  34. Ruchkin V, Henrich CC, Jones SM, Vermeiren R, Schwab-Stone M (2007) Violence exposure and psychopathology in urban youth: the mediating role of posttraumatic stress. J Abnorm Child Psychol 35:578–593PubMedCrossRefGoogle Scholar
  35. Shute R, Owens L, Slee P (2008) Everyday victimization of adolescent girls by boys: sexual harassment, bullying or aggression? Sex Roles 58:477–489CrossRefGoogle Scholar
  36. Solberg ME, Olweus D (2003) Prevalence estimation of school bullying with the Olweus Bully/Victim Questionnaire. Aggress Behav 29:239–268CrossRefGoogle Scholar
  37. Stuewig J, McCloskey LA (2005) The relation of child maltreatment to shame and guilt among adolescents: psychological routes to depression and delinquency. Child Maltreat 10:324–336PubMedCrossRefGoogle Scholar
  38. Sundaram V, Helweg-Larsen K, Laursen B, Bjerregaard P (2004) Physical violence, self rated health, and morbidity: is gender significant for victimisation?

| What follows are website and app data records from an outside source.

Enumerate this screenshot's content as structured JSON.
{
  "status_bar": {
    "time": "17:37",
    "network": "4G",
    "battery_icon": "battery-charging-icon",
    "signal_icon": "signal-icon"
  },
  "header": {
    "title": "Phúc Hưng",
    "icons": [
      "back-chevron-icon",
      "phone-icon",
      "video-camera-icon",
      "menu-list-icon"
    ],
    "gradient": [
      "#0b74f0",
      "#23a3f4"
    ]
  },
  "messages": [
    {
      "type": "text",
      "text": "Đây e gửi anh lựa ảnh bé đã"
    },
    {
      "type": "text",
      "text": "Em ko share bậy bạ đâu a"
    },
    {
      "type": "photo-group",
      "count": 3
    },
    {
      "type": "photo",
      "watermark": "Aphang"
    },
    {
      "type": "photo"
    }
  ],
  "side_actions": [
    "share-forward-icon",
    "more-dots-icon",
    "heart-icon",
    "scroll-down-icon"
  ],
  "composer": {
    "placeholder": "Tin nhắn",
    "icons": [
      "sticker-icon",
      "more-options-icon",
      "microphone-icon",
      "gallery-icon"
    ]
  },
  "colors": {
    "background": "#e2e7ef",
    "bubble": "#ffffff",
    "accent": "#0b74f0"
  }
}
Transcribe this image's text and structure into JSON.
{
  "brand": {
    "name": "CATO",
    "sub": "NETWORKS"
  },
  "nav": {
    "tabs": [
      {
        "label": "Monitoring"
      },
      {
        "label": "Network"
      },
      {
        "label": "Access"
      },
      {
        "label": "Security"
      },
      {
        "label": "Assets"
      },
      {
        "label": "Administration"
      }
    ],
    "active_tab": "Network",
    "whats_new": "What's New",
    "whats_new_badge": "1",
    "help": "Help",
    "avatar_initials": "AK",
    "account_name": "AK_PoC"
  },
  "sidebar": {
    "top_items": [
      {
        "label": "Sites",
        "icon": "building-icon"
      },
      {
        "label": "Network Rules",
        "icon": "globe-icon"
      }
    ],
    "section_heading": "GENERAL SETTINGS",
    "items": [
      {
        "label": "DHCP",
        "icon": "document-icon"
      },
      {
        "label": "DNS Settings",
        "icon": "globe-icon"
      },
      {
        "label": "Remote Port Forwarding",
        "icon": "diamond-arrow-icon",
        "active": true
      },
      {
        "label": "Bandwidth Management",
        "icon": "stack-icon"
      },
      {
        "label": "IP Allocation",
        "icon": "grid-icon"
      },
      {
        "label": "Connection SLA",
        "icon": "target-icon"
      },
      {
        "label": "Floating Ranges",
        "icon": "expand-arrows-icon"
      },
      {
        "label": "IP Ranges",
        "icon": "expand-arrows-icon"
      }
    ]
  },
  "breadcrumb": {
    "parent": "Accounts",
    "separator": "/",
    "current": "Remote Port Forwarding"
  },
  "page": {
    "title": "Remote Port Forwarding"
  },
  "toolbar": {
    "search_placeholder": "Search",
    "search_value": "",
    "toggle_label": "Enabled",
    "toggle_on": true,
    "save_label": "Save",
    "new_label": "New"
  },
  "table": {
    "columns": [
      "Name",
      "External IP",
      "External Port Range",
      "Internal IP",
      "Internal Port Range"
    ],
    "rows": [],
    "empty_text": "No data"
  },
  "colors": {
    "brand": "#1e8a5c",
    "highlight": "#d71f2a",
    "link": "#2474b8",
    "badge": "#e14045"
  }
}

J Epidemiol Community Health 58:65–70PubMedCrossRefGoogle Scholar
  39. Sweeting H, Young R, West P, Der G (2006) Peer victimization and depression in early-mid adolescence: a longitudinal study. Br J Educ Psychol 76:577–594PubMedCrossRefGoogle Scholar
  40. Thompson MP, Kingree JB, Desai S (2004) Gender differences in long-term health consequences of physical abuse of children: data from a nationally representative survey. Am J Public Health 94:599–604PubMedCrossRefGoogle Scholar

Copyright information

© Swiss School of Public Health 2011

Authors and Affiliations

  1. 1.Department of Health SciencesMid Sweden UniversitySundsvallSweden

Personalised recommendations